PROBLEM: Give back the data in full. Leave nothing out.

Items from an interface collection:
######
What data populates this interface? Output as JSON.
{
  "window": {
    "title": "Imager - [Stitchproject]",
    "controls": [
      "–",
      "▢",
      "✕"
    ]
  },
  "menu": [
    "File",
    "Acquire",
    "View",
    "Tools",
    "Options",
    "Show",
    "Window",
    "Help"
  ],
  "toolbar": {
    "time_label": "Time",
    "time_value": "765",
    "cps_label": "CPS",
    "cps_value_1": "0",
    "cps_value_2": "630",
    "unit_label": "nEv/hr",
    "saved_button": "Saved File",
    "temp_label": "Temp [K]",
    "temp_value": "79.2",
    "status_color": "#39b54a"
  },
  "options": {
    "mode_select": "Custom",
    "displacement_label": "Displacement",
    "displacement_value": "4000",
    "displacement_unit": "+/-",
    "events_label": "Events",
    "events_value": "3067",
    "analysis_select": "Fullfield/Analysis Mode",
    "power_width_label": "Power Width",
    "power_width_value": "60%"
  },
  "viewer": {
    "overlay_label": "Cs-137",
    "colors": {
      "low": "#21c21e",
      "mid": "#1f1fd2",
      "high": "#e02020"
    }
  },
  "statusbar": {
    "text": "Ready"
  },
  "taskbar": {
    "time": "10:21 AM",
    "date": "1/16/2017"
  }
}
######
FINISHED EXERCISE:
What data populates this interface? Output as JSON.
{
  "window": {
    "title": "Imager - [Stitchproject]",
    "controls": [
      "–",
      "▢",
      "✕"
    ]
  },
  "menu": [
    "File",
    "Acquire",
    "View",
    "Tools",
    "Options",
    "Show",
    "Window",
    "Help"
  ],
  "toolbar": {
    "time_label": "Time",
    "time_value": "765",
    "cps_label": "CPS",
    "cps_value_1": "0",
    "cps_value_2": "630",
    "unit_label": "nEv/hr",
    "saved_button": "Saved File",
    "temp_label": "Temp [K]",
    "temp_value": "79.2",
    "status_color": "#39b54a"
  },
  "options": {
    "mode_select": "Custom",
    "displacement_label": "Displacement",
    "displacement_value": "4000",
    "displacement_unit": "+/-",
    "events_label": "Events",
    "events_value": "3067",
    "analysis_select": "Fullfield/Analysis Mode",
    "power_width_label": "Power Width",
    "power_width_value": "60%"
  },
  "viewer": {
    "overlay_label": "Cs-137",
    "colors": {
      "low": "#21c21e",
      "mid": "#1f1fd2",
      "high": "#e02020"
    }
  },
  "statusbar": {
    "text": "Ready"
  },
  "taskbar": {
    "time": "10:21 AM",
    "date": "1/16/2017"
  }
}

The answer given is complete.